- if taken in or after 1962, it enter the public domain 50 years after the death of its (individual) creator;
- if taken before 1962, the photo is in the Public Domain as of 2013.
Photographs and illustrations printed in books enter the public domain depending on their attribution in the larger work:
- if the copyright ownership of the image is stated in the book, the work enters the public domain 50 years after the death of the (last surviving) creator of the photograph or illustration.
- if the copyright ownership is not stated in the book, the work enters public domain 50 years after the death of the author of the book.
C. Government publications
Federal and provincial government (Canada) publications are subject to Crown Copyright protection. Published federal and provincial government publications enter the public domain 50 years after publication. Unpublished federal and provincial government documents do not fall within public domain.
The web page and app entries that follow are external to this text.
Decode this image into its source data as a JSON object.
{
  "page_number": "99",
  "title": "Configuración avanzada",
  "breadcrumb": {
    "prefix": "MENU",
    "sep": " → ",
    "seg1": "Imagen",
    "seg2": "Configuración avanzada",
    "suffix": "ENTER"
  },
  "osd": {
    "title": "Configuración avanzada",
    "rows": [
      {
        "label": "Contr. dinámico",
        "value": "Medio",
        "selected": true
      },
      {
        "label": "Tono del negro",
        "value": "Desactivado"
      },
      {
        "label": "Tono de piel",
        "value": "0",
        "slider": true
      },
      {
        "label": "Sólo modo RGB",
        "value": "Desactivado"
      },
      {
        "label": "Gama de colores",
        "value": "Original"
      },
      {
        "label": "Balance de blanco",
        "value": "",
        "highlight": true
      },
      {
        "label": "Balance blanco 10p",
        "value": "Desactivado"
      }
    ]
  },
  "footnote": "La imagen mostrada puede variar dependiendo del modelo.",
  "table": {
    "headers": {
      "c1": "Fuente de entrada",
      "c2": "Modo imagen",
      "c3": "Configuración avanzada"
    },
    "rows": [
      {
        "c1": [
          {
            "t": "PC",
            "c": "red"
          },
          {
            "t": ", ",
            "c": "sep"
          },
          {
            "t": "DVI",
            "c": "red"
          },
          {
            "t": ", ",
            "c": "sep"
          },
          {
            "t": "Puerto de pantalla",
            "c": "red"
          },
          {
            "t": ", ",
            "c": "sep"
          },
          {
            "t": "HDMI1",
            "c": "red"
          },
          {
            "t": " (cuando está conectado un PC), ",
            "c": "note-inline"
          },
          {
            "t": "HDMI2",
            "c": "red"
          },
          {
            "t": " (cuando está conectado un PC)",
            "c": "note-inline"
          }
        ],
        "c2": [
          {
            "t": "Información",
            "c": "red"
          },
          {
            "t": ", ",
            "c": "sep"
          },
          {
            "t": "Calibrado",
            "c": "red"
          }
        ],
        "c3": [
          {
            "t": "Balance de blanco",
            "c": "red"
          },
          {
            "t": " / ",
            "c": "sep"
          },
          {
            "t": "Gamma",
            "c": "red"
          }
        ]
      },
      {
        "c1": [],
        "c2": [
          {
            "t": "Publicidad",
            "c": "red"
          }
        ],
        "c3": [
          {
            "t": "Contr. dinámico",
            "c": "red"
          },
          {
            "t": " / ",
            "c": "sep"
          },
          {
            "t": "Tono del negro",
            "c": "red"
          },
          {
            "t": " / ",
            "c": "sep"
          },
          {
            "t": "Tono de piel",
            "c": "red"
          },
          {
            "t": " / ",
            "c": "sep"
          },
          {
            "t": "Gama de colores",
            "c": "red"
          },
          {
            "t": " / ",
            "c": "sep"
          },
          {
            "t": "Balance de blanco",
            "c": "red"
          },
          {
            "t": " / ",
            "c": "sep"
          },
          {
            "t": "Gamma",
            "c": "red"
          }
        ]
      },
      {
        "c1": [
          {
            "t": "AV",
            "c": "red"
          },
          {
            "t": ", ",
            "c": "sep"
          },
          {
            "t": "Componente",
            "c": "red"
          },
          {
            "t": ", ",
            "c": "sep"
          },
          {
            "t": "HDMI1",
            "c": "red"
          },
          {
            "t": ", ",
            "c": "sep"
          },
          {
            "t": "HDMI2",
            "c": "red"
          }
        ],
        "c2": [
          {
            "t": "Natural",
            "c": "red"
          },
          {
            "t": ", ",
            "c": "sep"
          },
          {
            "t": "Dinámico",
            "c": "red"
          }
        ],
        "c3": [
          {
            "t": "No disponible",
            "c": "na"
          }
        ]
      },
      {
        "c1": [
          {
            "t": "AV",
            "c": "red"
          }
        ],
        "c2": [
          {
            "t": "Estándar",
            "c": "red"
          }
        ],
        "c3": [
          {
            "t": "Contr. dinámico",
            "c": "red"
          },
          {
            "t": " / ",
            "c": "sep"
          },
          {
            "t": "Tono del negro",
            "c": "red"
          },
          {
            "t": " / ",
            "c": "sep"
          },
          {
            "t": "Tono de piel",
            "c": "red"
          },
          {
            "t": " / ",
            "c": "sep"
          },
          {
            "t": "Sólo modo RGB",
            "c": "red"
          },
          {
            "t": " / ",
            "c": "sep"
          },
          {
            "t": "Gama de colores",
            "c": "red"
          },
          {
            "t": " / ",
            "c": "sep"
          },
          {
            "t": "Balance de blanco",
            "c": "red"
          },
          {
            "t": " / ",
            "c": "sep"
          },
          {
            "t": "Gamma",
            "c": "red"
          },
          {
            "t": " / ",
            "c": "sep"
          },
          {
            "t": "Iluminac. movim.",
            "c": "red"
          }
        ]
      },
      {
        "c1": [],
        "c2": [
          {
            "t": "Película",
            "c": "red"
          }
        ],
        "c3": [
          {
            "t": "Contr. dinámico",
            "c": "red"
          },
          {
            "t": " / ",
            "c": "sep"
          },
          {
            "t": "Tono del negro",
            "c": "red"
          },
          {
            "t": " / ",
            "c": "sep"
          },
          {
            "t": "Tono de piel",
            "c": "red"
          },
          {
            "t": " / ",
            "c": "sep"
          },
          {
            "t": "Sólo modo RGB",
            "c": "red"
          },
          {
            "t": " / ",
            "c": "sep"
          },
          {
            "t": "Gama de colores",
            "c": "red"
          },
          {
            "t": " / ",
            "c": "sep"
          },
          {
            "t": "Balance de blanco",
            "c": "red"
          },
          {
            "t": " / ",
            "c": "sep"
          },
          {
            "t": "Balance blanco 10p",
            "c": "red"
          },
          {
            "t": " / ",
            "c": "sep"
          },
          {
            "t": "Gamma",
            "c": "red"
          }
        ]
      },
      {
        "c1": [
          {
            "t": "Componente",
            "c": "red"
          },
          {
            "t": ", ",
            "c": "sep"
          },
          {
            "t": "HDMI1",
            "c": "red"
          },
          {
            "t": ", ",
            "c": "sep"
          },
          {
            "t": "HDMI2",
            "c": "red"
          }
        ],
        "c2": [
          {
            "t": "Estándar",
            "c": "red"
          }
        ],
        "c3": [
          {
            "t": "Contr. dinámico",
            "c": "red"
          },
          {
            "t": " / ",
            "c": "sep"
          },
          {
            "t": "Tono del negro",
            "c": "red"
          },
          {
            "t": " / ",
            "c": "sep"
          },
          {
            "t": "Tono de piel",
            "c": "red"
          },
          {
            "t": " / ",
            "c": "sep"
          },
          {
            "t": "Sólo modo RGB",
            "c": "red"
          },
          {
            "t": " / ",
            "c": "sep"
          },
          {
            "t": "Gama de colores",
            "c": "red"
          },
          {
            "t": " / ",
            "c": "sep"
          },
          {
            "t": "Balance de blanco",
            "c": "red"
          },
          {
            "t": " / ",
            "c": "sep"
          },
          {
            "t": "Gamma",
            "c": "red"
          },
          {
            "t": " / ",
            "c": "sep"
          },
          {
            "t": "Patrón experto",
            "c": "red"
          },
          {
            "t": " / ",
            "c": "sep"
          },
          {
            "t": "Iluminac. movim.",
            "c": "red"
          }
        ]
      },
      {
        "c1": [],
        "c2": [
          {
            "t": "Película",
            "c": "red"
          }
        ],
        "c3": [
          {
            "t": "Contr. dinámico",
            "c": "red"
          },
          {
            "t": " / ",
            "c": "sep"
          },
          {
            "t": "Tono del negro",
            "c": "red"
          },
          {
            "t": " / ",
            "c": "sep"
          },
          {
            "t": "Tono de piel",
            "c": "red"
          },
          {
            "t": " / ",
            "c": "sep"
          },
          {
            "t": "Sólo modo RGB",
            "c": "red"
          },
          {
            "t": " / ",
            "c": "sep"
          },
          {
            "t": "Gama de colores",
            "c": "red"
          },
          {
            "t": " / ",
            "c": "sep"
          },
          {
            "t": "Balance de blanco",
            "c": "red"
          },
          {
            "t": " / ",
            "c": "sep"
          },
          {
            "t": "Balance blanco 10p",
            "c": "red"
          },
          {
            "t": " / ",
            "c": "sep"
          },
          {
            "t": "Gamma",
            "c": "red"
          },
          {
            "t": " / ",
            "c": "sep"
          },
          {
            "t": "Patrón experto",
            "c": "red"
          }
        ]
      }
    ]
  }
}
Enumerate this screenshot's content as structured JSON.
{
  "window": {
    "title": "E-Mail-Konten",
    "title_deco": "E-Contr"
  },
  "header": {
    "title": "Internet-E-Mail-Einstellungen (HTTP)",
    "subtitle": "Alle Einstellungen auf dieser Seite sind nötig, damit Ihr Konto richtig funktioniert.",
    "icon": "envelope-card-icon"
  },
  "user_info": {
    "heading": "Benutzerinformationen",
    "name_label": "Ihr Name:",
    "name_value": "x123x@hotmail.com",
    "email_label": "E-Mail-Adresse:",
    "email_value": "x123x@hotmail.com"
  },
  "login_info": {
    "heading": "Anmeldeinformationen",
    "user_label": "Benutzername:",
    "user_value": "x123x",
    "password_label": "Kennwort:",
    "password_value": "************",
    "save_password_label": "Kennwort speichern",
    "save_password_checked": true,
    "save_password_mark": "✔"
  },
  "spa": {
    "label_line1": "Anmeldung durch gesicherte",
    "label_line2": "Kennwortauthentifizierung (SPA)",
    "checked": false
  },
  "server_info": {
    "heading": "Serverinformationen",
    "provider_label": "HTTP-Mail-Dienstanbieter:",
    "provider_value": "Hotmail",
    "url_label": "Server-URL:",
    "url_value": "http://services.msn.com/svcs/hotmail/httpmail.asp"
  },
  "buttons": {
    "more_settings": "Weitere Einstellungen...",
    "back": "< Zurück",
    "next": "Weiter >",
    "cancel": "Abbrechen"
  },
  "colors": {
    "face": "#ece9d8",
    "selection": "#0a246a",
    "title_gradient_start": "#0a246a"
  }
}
Municipal government publications are not covered by Crown Copyright. Works created by municipal government employees are subject to the same copyright protection and limitations as any other works created in the course of employment, i.e. they enter the public domain 50 years after the death of the author.
D. Adaptation, translations and scholarly editions
Copyright protection emphasizes the expression of an idea, fact, opinion, etc. in a particular form. Copyright can subsist in a reproduction of a public domain work if the reproduced version of that work is itself the product of a sufficient level of original work. For example, the text of Shakespeare’s Romeo and Juliet is part of the public domain, but a recording of a performance or a publication that contains editors’ notes and criticism in addition to the play’s text may still be protected by copyright.
Establishing whether a work belongs to the public domain therefore requires that you understand:
- which version of a work you wish to use (for example, your own photograph of a painting, versus a photograph of the same painting published in a book).
- when the version you are using was created or published.
Q: How can I find works that are part of the public domain?
A. General resources:
Project Gutenberg is a free online collection of works, many of which belong to the public domain. Books are available in multiple formats (PDF, ePub, Kindle, HTML). While many of the works available on Project Gutenberg are part of the public domain, there are also works that are copyright-protected. You can verify the copyright status of any item in the Project Gutenberg collection by clicking the "Bibrec" tab of any catalog entry.
There is a separate Project Gutenberg Canada page dedicated to Canadian authors and public domain content.
The Internet Archive plays host to a huge collection of free texts, audio and video files, and archived web pages. Much of this content is either public domain, or designated for free use under Creative Commons licensing. Use of the content on the Internet Archive is restricted to "scholarship and research purposes only."
The Hathi Trust Digital Library is a massive digital repository with easy-to-use search and browse menus. All items available in the archive "are either in the public domain, have the necessary permissions to support the level of access afforded, or are simply archived in such a way as to ensure an enduring copy of the content."
Flicker: The Commons contains public domain and royalty-free images from such contributors as the Library of Congress, the U.S. National Archives, the Getty Research Institute, and the Smithsonian.
Wikimedia Commons is a database consisting of millions of "freely usable media files" - either public domain or licensed for free use by the copyright owner. The copyright information associated with a given file is displayed prominently toward the bottom of the page.
The Library of Congress Photographic Collection on Flickr contains public domain images from the Library of Congress. Copyright information is displayed under each image.
C. Audiovisual works
The Prelinger Library is the Internet Archive's "moving image archive free movies, films, and videos."
The Petrucci International Music Score Library is an online database of musical scores and recordings. All works included belong to the public domain.